A Beginner’s Guide to Poker

Poker is a card game with a rich history. It is believed to be an ancestor of other card games like blackjack and rummy. It is played by multiple players and can be a fun way to socialize at home or at the casino. The game involves betting, bluffing and counting cards. A player with the highest ranked hand wins the pot.

Before the cards are dealt, each player must place an amount of money in the pot as specified by the rules of the specific poker variant being played. These amounts are known as forced bets. A player may check, call, raise or fold in response to these bets.

The game can be incredibly complex and challenging, which makes it fun to play. But to win, you need a solid poker strategy. Many players spend time perfecting their strategy through detailed self-examination or by discussing their hands and playing styles with other poker players. They also try to avoid making mistakes that could cost them big.

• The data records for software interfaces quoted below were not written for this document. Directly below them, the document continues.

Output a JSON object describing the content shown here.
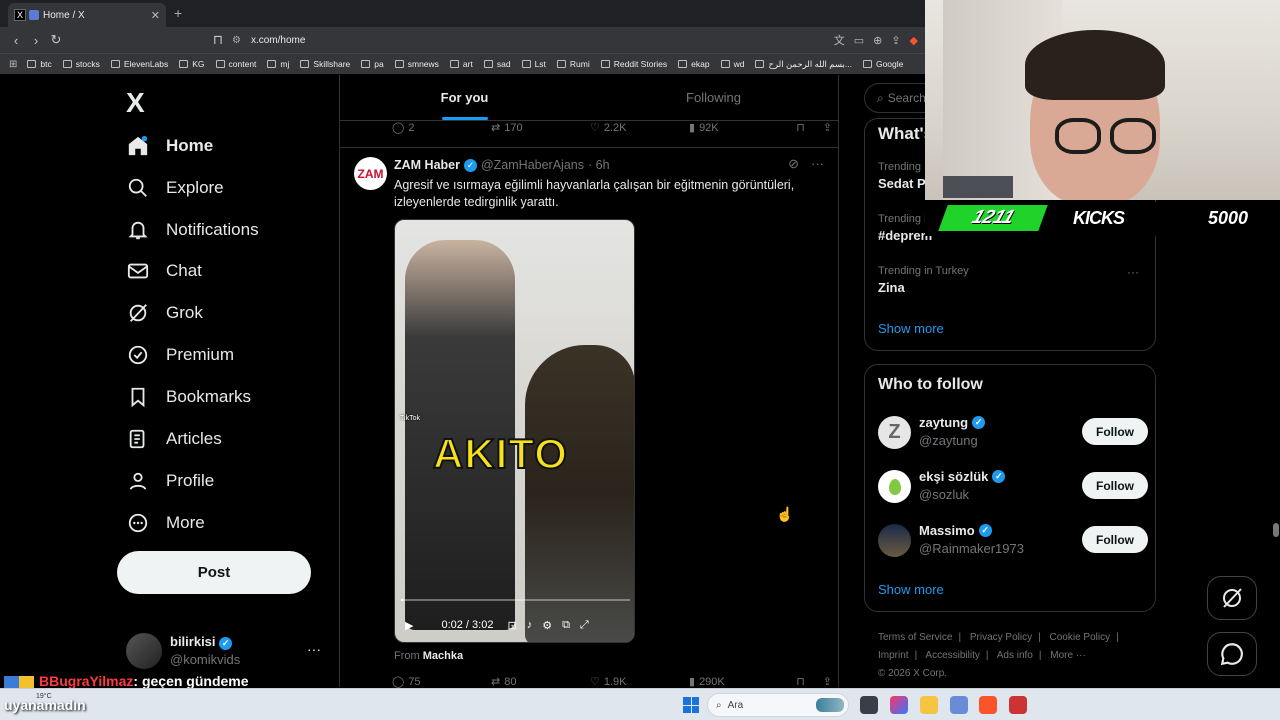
{
  "browser": {
    "tab_title": "Home / X",
    "tab_favicon": "X",
    "url": "x.com/home",
    "bookmarks": [
      "btc",
      "stocks",
      "ElevenLabs",
      "KG",
      "content",
      "mj",
      "Skillshare",
      "pa",
      "smnews",
      "art",
      "sad",
      "Lst",
      "Rumi",
      "Reddit Stories",
      "ekap",
      "wd",
      "بسم الله الرحمن الرح...",
      "Google"
    ]
  },
  "stream": {
    "kicks_count": "1211",
    "kicks_word": "KICKS",
    "kicks_goal": "5000",
    "chat_user": "BBugraYilmaz",
    "chat_text": ": geçen gündeme",
    "chat_text2": "uyanamadın"
  },
  "nav": {
    "logo": "X",
    "items": [
      {
        "label": "Home",
        "icon": "home-icon"
      },
      {
        "label": "Explore",
        "icon": "search-icon"
      },
      {
        "label": "Notifications",
        "icon": "bell-icon"
      },
      {
        "label": "Chat",
        "icon": "mail-icon"
      },
      {
        "label": "Grok",
        "icon": "grok-icon"
      },
      {
        "label": "Premium",
        "icon": "verified-icon"
      },
      {
        "label": "Bookmarks",
        "icon": "bookmark-icon"
      },
      {
        "label": "Articles",
        "icon": "articles-icon"
      },
      {
        "label": "Profile",
        "icon": "person-icon"
      },
      {
        "label": "More",
        "icon": "more-icon"
      }
    ],
    "post_label": "Post",
    "account": {
      "name": "bilirkisi",
      "handle": "@komikvids"
    }
  },
  "feed": {
    "tabs": [
      "For you",
      "Following"
    ],
    "prev_actions": {
      "replies": "2",
      "reposts": "170",
      "likes": "2.2K",
      "views": "92K"
    },
    "tweet": {
      "avatar_text": "ZAM",
      "name": "ZAM Haber",
      "handle": "@ZamHaberAjans",
      "time": "· 6h",
      "text": "Agresif ve ısırmaya eğilimli hayvanlarla çalışan bir eğitmenin görüntüleri, izleyenlerde tedirginlik yarattı.",
      "video": {
        "caption": "AKITO",
        "watermark": "TikTok",
        "time": "0:02 / 3:02",
        "progress": 0.01
      },
      "from_label": "From",
      "from_source": "Machka",
      "actions": {
        "replies": "75",
        "reposts": "80",
        "likes": "1.9K",
        "views": "290K"
      }
    }
  },
  "sidebar": {
    "search_placeholder": "Search",
    "trends_title": "What's happening",
    "trends": [
      {
        "context": "Trending",
        "topic": "Sedat P"
      },
      {
        "context": "Trending in Turkey",
        "topic": "#deprem"
      },
      {
        "context": "Trending in Turkey",
        "topic": "Zina"
      }
    ],
    "show_more": "Show more",
    "who_to_follow_title": "Who to follow",
    "follow_suggestions": [
      {
        "name": "zaytung",
        "handle": "@zaytung",
        "follow": "Follow",
        "avatar_color": "#e6e6e6"
      },
      {
        "name": "ekşi sözlük",
        "handle": "@sozluk",
        "follow": "Follow",
        "avatar_color": "#ffffff"
      },
      {
        "name": "Massimo",
        "handle": "@Rainmaker1973",
        "follow": "Follow",
        "avatar_color": "#3a4a6a"
      }
    ],
    "footer": [
      "Terms of Service",
      "|",
      "Privacy Policy",
      "|",
      "Cookie Policy",
      "|",
      "Imprint",
      "|",
      "Accessibility",
      "|",
      "Ads info",
      "|",
      "More ···",
      "© 2026 X Corp."
    ]
  },
  "taskbar": {
    "weather": "19°C",
    "search_label": "Ara"
  },
  "colors": {
    "accent": "#1d9bf0",
    "kick_green": "#1fd32b",
    "background": "#000000"
  }
}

One of the most important things to remember is that a hand is usually good or bad only in relation to what the other players are holding. For example, a pair of kings will lose 82% of the time against A-A. Another important thing to keep in mind is that the game can be very volatile, so you should always play within your bankroll. It’s a good idea to set a bankroll – both for each session and over the long term – and stick to it.

During a hand, the players will make bets in accordance with their strategy. They can also choose to pass if they do not have a good hand. In addition, the players can use a variety of betting terms to indicate the strength of their hands. For instance, a player can make a “big bet” to indicate that they have a strong hand.

After the players have made their bets, the remaining cards will be revealed in a showdown. The player with the best five-card poker hand will win the pot. A player can also win the pot before this stage by showing a weaker hand and forcing other players to drop out.

A common mistake that poker players make is slow-playing their strong value hands. This can backfire because it will allow their opponents to easily calculate the strength of their hand and figure out whether they are bluffing or not. Top players, on the other hand, will fast-play their strong value hands and raise often to build the pot and scare off opponents who are waiting for a better hand. This will help them maximize their winnings.